*Data to process*.
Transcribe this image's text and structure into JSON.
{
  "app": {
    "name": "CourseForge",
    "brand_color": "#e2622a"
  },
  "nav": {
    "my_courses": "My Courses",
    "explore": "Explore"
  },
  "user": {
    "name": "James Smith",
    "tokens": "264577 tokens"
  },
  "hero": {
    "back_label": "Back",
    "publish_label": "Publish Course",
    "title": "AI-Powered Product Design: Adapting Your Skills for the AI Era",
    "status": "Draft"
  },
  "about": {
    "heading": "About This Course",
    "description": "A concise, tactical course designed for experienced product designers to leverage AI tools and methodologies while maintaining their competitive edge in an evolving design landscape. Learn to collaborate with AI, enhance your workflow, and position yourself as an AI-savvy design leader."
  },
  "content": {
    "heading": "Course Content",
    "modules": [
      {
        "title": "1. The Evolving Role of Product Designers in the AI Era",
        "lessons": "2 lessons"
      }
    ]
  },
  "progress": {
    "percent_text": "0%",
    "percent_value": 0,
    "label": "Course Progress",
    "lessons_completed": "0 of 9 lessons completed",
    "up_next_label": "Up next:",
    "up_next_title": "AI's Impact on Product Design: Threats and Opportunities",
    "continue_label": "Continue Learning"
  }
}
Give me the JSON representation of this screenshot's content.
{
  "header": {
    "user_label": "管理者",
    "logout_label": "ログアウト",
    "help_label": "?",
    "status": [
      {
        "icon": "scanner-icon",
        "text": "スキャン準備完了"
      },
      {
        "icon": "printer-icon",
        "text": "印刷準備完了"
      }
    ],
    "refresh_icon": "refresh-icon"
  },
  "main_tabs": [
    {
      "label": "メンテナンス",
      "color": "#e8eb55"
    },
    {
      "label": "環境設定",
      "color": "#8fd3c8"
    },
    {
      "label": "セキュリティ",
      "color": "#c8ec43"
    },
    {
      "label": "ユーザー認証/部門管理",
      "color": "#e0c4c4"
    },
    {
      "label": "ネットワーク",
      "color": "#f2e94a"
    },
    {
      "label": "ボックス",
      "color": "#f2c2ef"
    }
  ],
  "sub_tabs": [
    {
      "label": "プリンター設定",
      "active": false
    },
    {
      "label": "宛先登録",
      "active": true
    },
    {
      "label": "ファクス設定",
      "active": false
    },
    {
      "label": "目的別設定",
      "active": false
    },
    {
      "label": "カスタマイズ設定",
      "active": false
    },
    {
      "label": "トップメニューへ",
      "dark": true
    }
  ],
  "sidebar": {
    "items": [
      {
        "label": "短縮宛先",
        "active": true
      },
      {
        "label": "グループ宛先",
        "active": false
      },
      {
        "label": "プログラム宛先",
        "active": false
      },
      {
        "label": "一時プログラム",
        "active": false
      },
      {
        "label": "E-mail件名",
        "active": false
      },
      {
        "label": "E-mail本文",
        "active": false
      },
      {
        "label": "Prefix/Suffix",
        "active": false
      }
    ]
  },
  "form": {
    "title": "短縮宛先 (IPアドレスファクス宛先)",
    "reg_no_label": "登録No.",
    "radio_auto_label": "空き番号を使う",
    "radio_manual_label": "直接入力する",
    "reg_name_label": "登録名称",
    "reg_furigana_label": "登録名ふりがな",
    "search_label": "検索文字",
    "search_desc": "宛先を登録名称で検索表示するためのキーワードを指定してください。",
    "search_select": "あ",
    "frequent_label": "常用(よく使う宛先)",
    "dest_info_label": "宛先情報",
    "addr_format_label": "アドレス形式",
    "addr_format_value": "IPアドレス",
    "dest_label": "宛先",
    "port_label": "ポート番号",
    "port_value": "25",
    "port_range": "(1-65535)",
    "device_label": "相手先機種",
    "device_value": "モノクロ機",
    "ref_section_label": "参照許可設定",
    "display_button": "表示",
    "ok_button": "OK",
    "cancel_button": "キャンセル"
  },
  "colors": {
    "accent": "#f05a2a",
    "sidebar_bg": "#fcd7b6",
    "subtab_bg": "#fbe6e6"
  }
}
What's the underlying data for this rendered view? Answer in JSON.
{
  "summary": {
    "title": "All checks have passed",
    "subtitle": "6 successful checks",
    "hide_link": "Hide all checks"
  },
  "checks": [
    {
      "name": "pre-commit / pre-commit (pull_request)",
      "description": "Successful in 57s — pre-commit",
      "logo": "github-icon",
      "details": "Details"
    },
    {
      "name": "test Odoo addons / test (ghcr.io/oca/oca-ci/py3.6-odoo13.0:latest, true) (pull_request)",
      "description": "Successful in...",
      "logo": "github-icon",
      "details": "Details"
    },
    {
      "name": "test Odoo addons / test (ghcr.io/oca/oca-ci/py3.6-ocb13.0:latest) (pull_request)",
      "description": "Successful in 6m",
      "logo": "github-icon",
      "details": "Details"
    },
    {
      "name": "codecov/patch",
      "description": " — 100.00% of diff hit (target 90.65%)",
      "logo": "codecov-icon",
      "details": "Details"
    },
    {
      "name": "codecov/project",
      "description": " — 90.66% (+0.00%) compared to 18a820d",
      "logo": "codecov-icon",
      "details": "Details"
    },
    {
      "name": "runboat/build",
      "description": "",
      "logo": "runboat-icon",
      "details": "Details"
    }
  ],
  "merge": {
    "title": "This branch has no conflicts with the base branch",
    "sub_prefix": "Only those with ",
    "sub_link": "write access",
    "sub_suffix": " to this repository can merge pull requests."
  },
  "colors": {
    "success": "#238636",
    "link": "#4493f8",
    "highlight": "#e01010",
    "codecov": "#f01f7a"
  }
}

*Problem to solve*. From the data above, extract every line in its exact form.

*Exercise answer*.
Transcribe this image's text and structure into JSON.
{
  "app": {
    "name": "CourseForge",
    "brand_color": "#e2622a"
  },
  "nav": {
    "my_courses": "My Courses",
    "explore": "Explore"
  },
  "user": {
    "name": "James Smith",
    "tokens": "264577 tokens"
  },
  "hero": {
    "back_label": "Back",
    "publish_label": "Publish Course",
    "title": "AI-Powered Product Design: Adapting Your Skills for the AI Era",
    "status": "Draft"
  },
  "about": {
    "heading": "About This Course",
    "description": "A concise, tactical course designed for experienced product designers to leverage AI tools and methodologies while maintaining their competitive edge in an evolving design landscape. Learn to collaborate with AI, enhance your workflow, and position yourself as an AI-savvy design leader."
  },
  "content": {
    "heading": "Course Content",
    "modules": [
      {
        "title": "1. The Evolving Role of Product Designers in the AI Era",
        "lessons": "2 lessons"
      }
    ]
  },
  "progress": {
    "percent_text": "0%",
    "percent_value": 0,
    "label": "Course Progress",
    "lessons_completed": "0 of 9 lessons completed",
    "up_next_label": "Up next:",
    "up_next_title": "AI's Impact on Product Design: Threats and Opportunities",
    "continue_label": "Continue Learning"
  }
}
Give me the JSON representation of this screenshot's content.
{
  "header": {
    "user_label": "管理者",
    "logout_label": "ログアウト",
    "help_label": "?",
    "status": [
      {
        "icon": "scanner-icon",
        "text": "スキャン準備完了"
      },
      {
        "icon": "printer-icon",
        "text": "印刷準備完了"
      }
    ],
    "refresh_icon": "refresh-icon"
  },
  "main_tabs": [
    {
      "label": "メンテナンス",
      "color": "#e8eb55"
    },
    {
      "label": "環境設定",
      "color": "#8fd3c8"
    },
    {
      "label": "セキュリティ",
      "color": "#c8ec43"
    },
    {
      "label": "ユーザー認証/部門管理",
      "color": "#e0c4c4"
    },
    {
      "label": "ネットワーク",
      "color": "#f2e94a"
    },
    {
      "label": "ボックス",
      "color": "#f2c2ef"
    }
  ],
  "sub_tabs": [
    {
      "label": "プリンター設定",
      "active": false
    },
    {
      "label": "宛先登録",
      "active": true
    },
    {
      "label": "ファクス設定",
      "active": false
    },
    {
      "label": "目的別設定",
      "active": false
    },
    {
      "label": "カスタマイズ設定",
      "active": false
    },
    {
      "label": "トップメニューへ",
      "dark": true
    }
  ],
  "sidebar": {
    "items": [
      {
        "label": "短縮宛先",
        "active": true
      },
      {
        "label": "グループ宛先",
        "active": false
      },
      {
        "label": "プログラム宛先",
        "active": false
      },
      {
        "label": "一時プログラム",
        "active": false
      },
      {
        "label": "E-mail件名",
        "active": false
      },
      {
        "label": "E-mail本文",
        "active": false
      },
      {
        "label": "Prefix/Suffix",
        "active": false
      }
    ]
  },
  "form": {
    "title": "短縮宛先 (IPアドレスファクス宛先)",
    "reg_no_label": "登録No.",
    "radio_auto_label": "空き番号を使う",
    "radio_manual_label": "直接入力する",
    "reg_name_label": "登録名称",
    "reg_furigana_label": "登録名ふりがな",
    "search_label": "検索文字",
    "search_desc": "宛先を登録名称で検索表示するためのキーワードを指定してください。",
    "search_select": "あ",
    "frequent_label": "常用(よく使う宛先)",
    "dest_info_label": "宛先情報",
    "addr_format_label": "アドレス形式",
    "addr_format_value": "IPアドレス",
    "dest_label": "宛先",
    "port_label": "ポート番号",
    "port_value": "25",
    "port_range": "(1-65535)",
    "device_label": "相手先機種",
    "device_value": "モノクロ機",
    "ref_section_label": "参照許可設定",
    "display_button": "表示",
    "ok_button": "OK",
    "cancel_button": "キャンセル"
  },
  "colors": {
    "accent": "#f05a2a",
    "sidebar_bg": "#fcd7b6",
    "subtab_bg": "#fbe6e6"
  }
}
What's the underlying data for this rendered view? Answer in JSON.
{
  "summary": {
    "title": "All checks have passed",
    "subtitle": "6 successful checks",
    "hide_link": "Hide all checks"
  },
  "checks": [
    {
      "name": "pre-commit / pre-commit (pull_request)",
      "description": "Successful in 57s — pre-commit",
      "logo": "github-icon",
      "details": "Details"
    },
    {
      "name": "test Odoo addons / test (ghcr.io/oca/oca-ci/py3.6-odoo13.0:latest, true) (pull_request)",
      "description": "Successful in...",
      "logo": "github-icon",
      "details": "Details"
    },
    {
      "name": "test Odoo addons / test (ghcr.io/oca/oca-ci/py3.6-ocb13.0:latest) (pull_request)",
      "description": "Successful in 6m",
      "logo": "github-icon",
      "details": "Details"
    },
    {
      "name": "codecov/patch",
      "description": " — 100.00% of diff hit (target 90.65%)",
      "logo": "codecov-icon",
      "details": "Details"
    },
    {
      "name": "codecov/project",
      "description": " — 90.66% (+0.00%) compared to 18a820d",
      "logo": "codecov-icon",
      "details": "Details"
    },
    {
      "name": "runboat/build",
      "description": "",
      "logo": "runboat-icon",
      "details": "Details"
    }
  ],
  "merge": {
    "title": "This branch has no conflicts with the base branch",
    "sub_prefix": "Only those with ",
    "sub_link": "write access",
    "sub_suffix": " to this repository can merge pull requests."
  },
  "colors": {
    "success": "#238636",
    "link": "#4493f8",
    "highlight": "#e01010",
    "codecov": "#f01f7a"
  }
}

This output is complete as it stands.